(Exercise) Go through the records below line by line and report how many lines include "years", giving the number only.

Dataset items:
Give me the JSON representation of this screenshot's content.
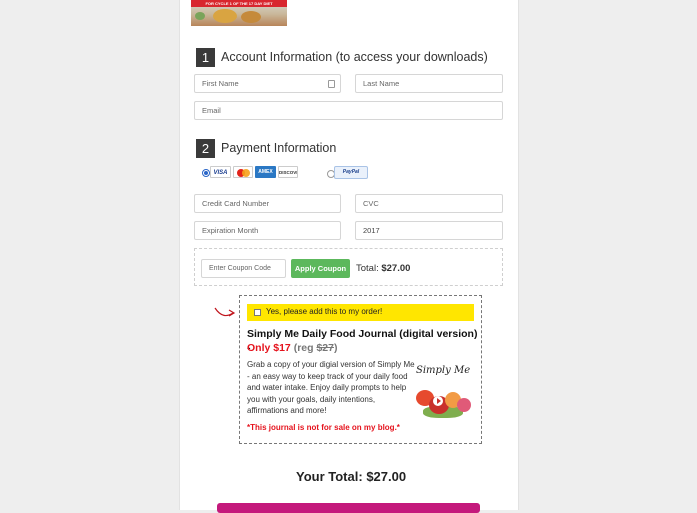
{
  "banner": {
    "caption": "FOR CYCLE 1 OF THE 17 DAY DIET"
  },
  "account": {
    "number": "1",
    "title": "Account Information (to access your downloads)",
    "first_name_placeholder": "First Name",
    "last_name_placeholder": "Last Name",
    "email_placeholder": "Email"
  },
  "payment": {
    "number": "2",
    "title": "Payment Information",
    "methods": {
      "card_selected": true,
      "card_logos": [
        "VISA",
        "MasterCard",
        "AMERICAN EXPRESS",
        "DISCOVER"
      ],
      "paypal_label": "PayPal"
    },
    "card_number_placeholder": "Credit Card Number",
    "cvc_placeholder": "CVC",
    "expiration_month_placeholder": "Expiration Month",
    "expiration_year_value": "2017"
  },
  "coupon": {
    "placeholder": "Enter Coupon Code",
    "apply_label": "Apply Coupon",
    "total_label": "Total:",
    "total_value": "$27.00"
  },
  "offer": {
    "checkbox_label": "Yes, please add this to my order!",
    "checked": false,
    "title": "Simply Me Daily Food Journal (digital version) -",
    "price_prefix": "Only $17",
    "reg_open": "(reg ",
    "reg_price": "$27",
    "reg_close": ")",
    "description": "Grab a copy of your digial version of Simply Me - an easy way to keep track of your daily food and water intake. Enjoy daily prompts to help you with your goals, daily intentions, affirmations and more!",
    "note": "*This journal is not for sale on my blog.*",
    "image_title": "Simply Me"
  },
  "summary": {
    "label": "Your Total:",
    "value": "$27.00"
  },
  "colors": {
    "apply_button": "#5cb85c",
    "offer_highlight": "#ffe600",
    "price_red": "#e5131d",
    "order_button": "#c4197c"
  }
}
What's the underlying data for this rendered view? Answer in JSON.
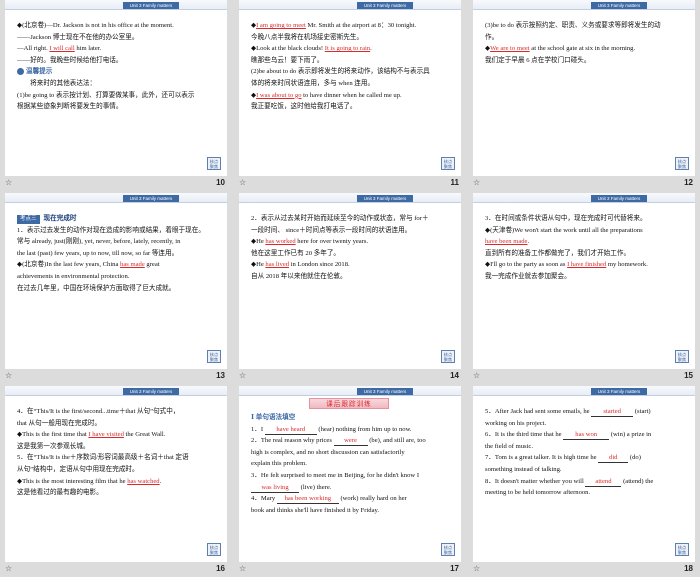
{
  "header_tab": "Unit 3   Family matters",
  "badge": [
    "核点",
    "聚焦"
  ],
  "star_glyph": "☆",
  "slides": [
    {
      "number": "10",
      "lines": [
        [
          {
            "t": "◆(北京卷)—Dr. Jackson is not in his office at the moment."
          }
        ],
        [
          {
            "t": "——Jackson 博士现在不在他的办公室里。"
          }
        ],
        [
          {
            "t": "—All right. "
          },
          {
            "t": "I will call",
            "cls": "u red"
          },
          {
            "t": " him later."
          }
        ],
        [
          {
            "t": "——好的。我晚些时候给他打电话。"
          }
        ],
        [
          {
            "t": "温馨提示",
            "cls": "tip-label",
            "icon": true
          }
        ],
        [
          {
            "t": "　　将来时的其他表达法："
          }
        ],
        [
          {
            "t": "(1)be going to 表示按计划、打算要做某事，此外，还可以表示"
          }
        ],
        [
          {
            "t": "根据某些迹象判断将要发生的事情。"
          }
        ]
      ]
    },
    {
      "number": "11",
      "lines": [
        [
          {
            "t": "◆"
          },
          {
            "t": "I am going to meet",
            "cls": "u red"
          },
          {
            "t": " Mr. Smith at the airport at 8：30 tonight."
          }
        ],
        [
          {
            "t": "今晚八点半我将在机场接史密斯先生。"
          }
        ],
        [
          {
            "t": "◆Look at the black clouds! "
          },
          {
            "t": "It is going to rain",
            "cls": "u red"
          },
          {
            "t": "."
          }
        ],
        [
          {
            "t": "瞧那些乌云！要下雨了。"
          }
        ],
        [
          {
            "t": "(2)be about to do 表示即将发生的将来动作，该结构不与表示具"
          }
        ],
        [
          {
            "t": "体的将来时间状语连用，多与 when 连用。"
          }
        ],
        [
          {
            "t": "◆"
          },
          {
            "t": "I was about to go",
            "cls": "u red"
          },
          {
            "t": " to have dinner when he called me up."
          }
        ],
        [
          {
            "t": "我正要吃饭，这时他给我打电话了。"
          }
        ]
      ]
    },
    {
      "number": "12",
      "lines": [
        [
          {
            "t": ""
          }
        ],
        [
          {
            "t": "(3)be to do 表示按照约定、职责、义务或要求等即将发生的动"
          }
        ],
        [
          {
            "t": "作。"
          }
        ],
        [
          {
            "t": "◆"
          },
          {
            "t": "We are to meet",
            "cls": "u red"
          },
          {
            "t": " at the school gate at six in the morning."
          }
        ],
        [
          {
            "t": "我们定于早晨 6 点在学校门口碰头。"
          }
        ]
      ]
    },
    {
      "number": "13",
      "topic": {
        "tag": "考点三",
        "title": "现在完成时"
      },
      "lines": [
        [
          {
            "t": "1．表示过去发生的动作对现在造成的影响或结果，着眼于现在。"
          }
        ],
        [
          {
            "t": "常与 already, just(刚刚), yet, never, before, lately, recently, in"
          }
        ],
        [
          {
            "t": "the last (past) few years, up to now, till now, so far 等连用。"
          }
        ],
        [
          {
            "t": "◆(北京卷)In the last few years, China "
          },
          {
            "t": "has made",
            "cls": "u red"
          },
          {
            "t": " great"
          }
        ],
        [
          {
            "t": "achievements in environmental protection."
          }
        ],
        [
          {
            "t": "在过去几年里，中国在环境保护方面取得了巨大成就。"
          }
        ]
      ]
    },
    {
      "number": "14",
      "lines": [
        [
          {
            "t": "2．表示从过去某时开始而延续至今的动作或状态，常与 for＋"
          }
        ],
        [
          {
            "t": "一段时间、 since＋时间点等表示一段时间的状语连用。"
          }
        ],
        [
          {
            "t": "◆He "
          },
          {
            "t": "has worked",
            "cls": "u red"
          },
          {
            "t": " here for over twenty years."
          }
        ],
        [
          {
            "t": "他在这里工作已有 20 多年了。"
          }
        ],
        [
          {
            "t": "◆He "
          },
          {
            "t": "has lived",
            "cls": "u red"
          },
          {
            "t": " in London since 2018."
          }
        ],
        [
          {
            "t": "自从 2018 年以来他就住在伦敦。"
          }
        ]
      ]
    },
    {
      "number": "15",
      "lines": [
        [
          {
            "t": "3．在时间或条件状语从句中，现在完成时可代替将来。"
          }
        ],
        [
          {
            "t": "◆(天津卷)We won't start the work until all the preparations"
          }
        ],
        [
          {
            "t": "have been made",
            "cls": "u red"
          },
          {
            "t": "."
          }
        ],
        [
          {
            "t": "直到所有的准备工作都做完了，我们才开始工作。"
          }
        ],
        [
          {
            "t": "◆I'll go to the party as soon as "
          },
          {
            "t": "I have finished",
            "cls": "u red"
          },
          {
            "t": " my homework."
          }
        ],
        [
          {
            "t": "我一完成作业就去参加聚会。"
          }
        ]
      ]
    },
    {
      "number": "16",
      "lines": [
        [
          {
            "t": ""
          }
        ],
        [
          {
            "t": "4．在“This/It is the first/second...time＋that 从句”句式中，"
          }
        ],
        [
          {
            "t": "that 从句一般用现在完成时。"
          }
        ],
        [
          {
            "t": "◆This is the first time that "
          },
          {
            "t": "I have visited",
            "cls": "u red"
          },
          {
            "t": " the Great Wall."
          }
        ],
        [
          {
            "t": "这是我第一次参观长城。"
          }
        ],
        [
          {
            "t": "5．在“This/It is the＋序数词/形容词最高级＋名词＋that 定语"
          }
        ],
        [
          {
            "t": "从句”结构中，定语从句中用现在完成时。"
          }
        ],
        [
          {
            "t": "◆This is the most interesting film that he "
          },
          {
            "t": "has watched",
            "cls": "u red"
          },
          {
            "t": "."
          }
        ],
        [
          {
            "t": "这是他看过的最有趣的电影。"
          }
        ]
      ]
    },
    {
      "number": "17",
      "banner": "课后跟踪训练",
      "lines": [
        [
          {
            "t": "Ⅰ  单句语法填空",
            "cls": "sec-head"
          }
        ],
        [
          {
            "t": "1．I "
          },
          {
            "blank": "have heard",
            "w": 52
          },
          {
            "t": " (hear) nothing from him up to now."
          }
        ],
        [
          {
            "t": "2．The real reason why prices "
          },
          {
            "blank": "were",
            "w": 34
          },
          {
            "t": " (be), and still are, too"
          }
        ],
        [
          {
            "t": "high is complex, and no short discussion can satisfactorily"
          }
        ],
        [
          {
            "t": "explain this problem."
          }
        ],
        [
          {
            "t": "3．He felt surprised to meet me in Beijing, for he didn't know I"
          }
        ],
        [
          {
            "blank": "was living",
            "w": 48
          },
          {
            "t": " (live) there."
          }
        ],
        [
          {
            "t": "4．Mary "
          },
          {
            "blank": "has been working",
            "w": 62
          },
          {
            "t": " (work) really hard on her"
          }
        ],
        [
          {
            "t": "book and thinks she'll have finished it by Friday."
          }
        ]
      ]
    },
    {
      "number": "18",
      "lines": [
        [
          {
            "t": "5．After Jack had sent some emails, he "
          },
          {
            "blank": "started",
            "w": 42
          },
          {
            "t": " (start)"
          }
        ],
        [
          {
            "t": "working on his project."
          }
        ],
        [
          {
            "t": "6．It is the third time that he "
          },
          {
            "blank": "has won",
            "w": 46
          },
          {
            "t": " (win) a prize in"
          }
        ],
        [
          {
            "t": "the field of music."
          }
        ],
        [
          {
            "t": "7．Tom is a great talker. It is high time he "
          },
          {
            "blank": "did",
            "w": 30
          },
          {
            "t": " (do)"
          }
        ],
        [
          {
            "t": "something instead of talking."
          }
        ],
        [
          {
            "t": "8．It doesn't matter whether you will "
          },
          {
            "blank": "attend",
            "w": 36
          },
          {
            "t": " (attend) the"
          }
        ],
        [
          {
            "t": "meeting to be held tomorrow afternoon."
          }
        ]
      ]
    }
  ]
}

(Answer for the task) 3